Robin Lakoff (1973) formulated these maxims as:
– don’t impose
– give options
– make your receiver feel good
these maxims explain
– utterances in which no new information is communicated
‘I am sorry.

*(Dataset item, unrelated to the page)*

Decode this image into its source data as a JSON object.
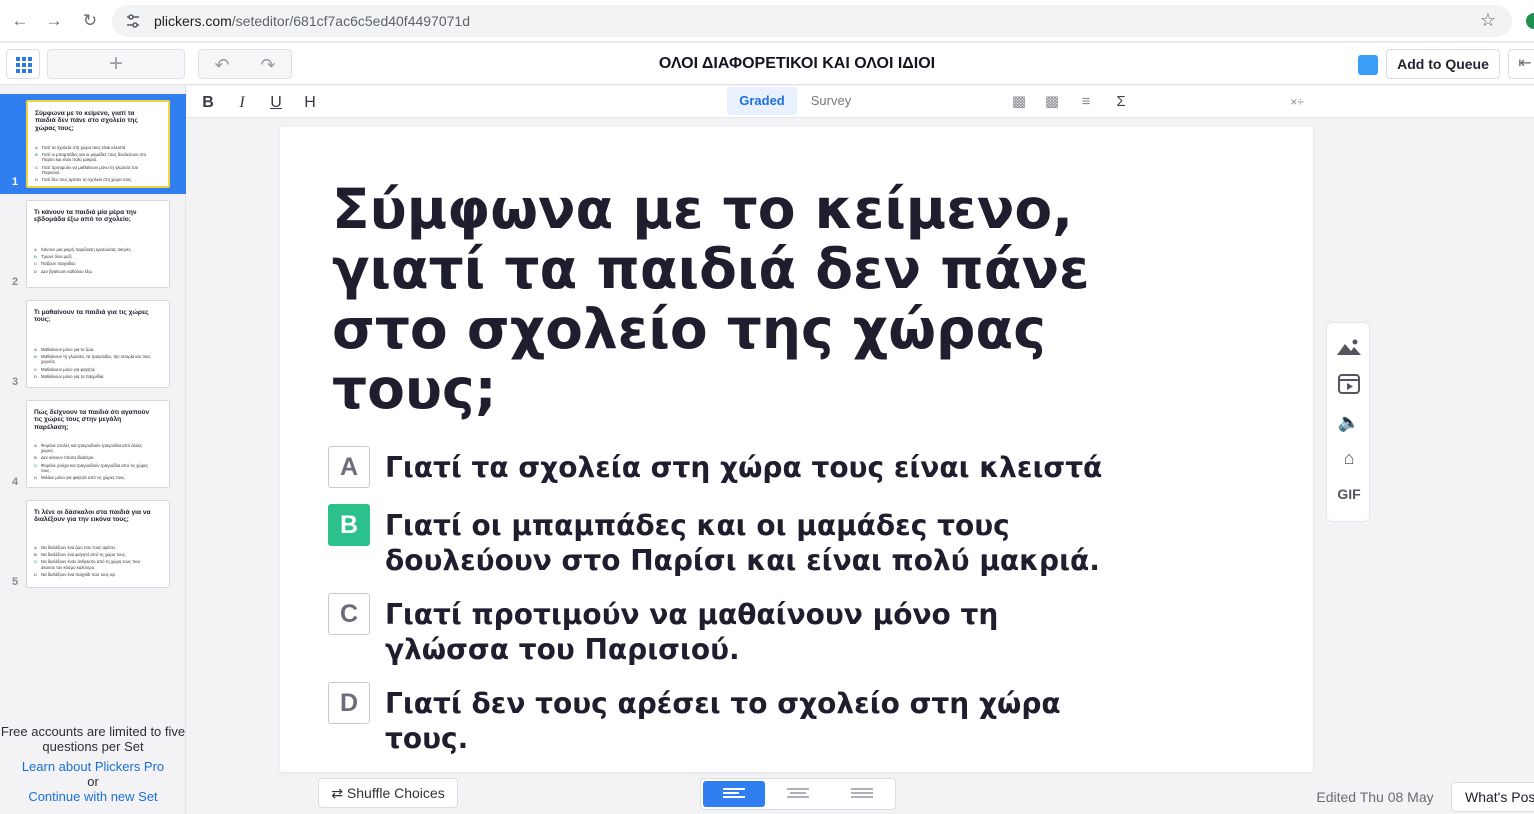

I was waiting for you …’
‘I am sorry to bother you …’
– apology for the imposition
– orders, requests and pleas phrased as elaborate questions:
‘Would you please …’
‘I wonder if you could possibly …’
‘May I ask you to …’
– gives the receiver the option of refusal
– praise phrased as factual statements
‘You are much better at Math than I am.’
‘You are great with people.’
– make the hearer feel good
The politeness principle is often in conflict with the cooperative principle – politeness and truth are rarely compatible!
This conflict is something most speakers are consciously aware of.
That is why we have the term ‘white lie’ in English.
SOCIAL BASIS OF CONVERSATIONAL PRINCIPLES
The conflict between the cooperative and politeness principles can be explained in terms of the two major purposes of human interaction:
– act efficiently with other people
– to create/maintain social relationships
There are situations and relationships where one of these purposes is more dominant and the other is of little significance.
1. paramedics trying to get to an injured person on the site of an accident shouts at the gathered crowd:
‘Out of the way!’
2. A passer-by who arrives at the scene tries to look at the injured person through the crowd with little success, so he shouts:
‘Out of the way!’
What would be your reaction to the two situations above?
Brown and Levinson (1978) having studied the politeness phenomena in a number of languages and cultures suggest that the origin of politeness principles are the same in all societies
All societies have principles to ensure that social relations are maintained
However, what is acceptable/tolerant in one society may be very different from another
– the length of silent pauses during conversations
– acceptance/refusal of offers
– reactions to compliments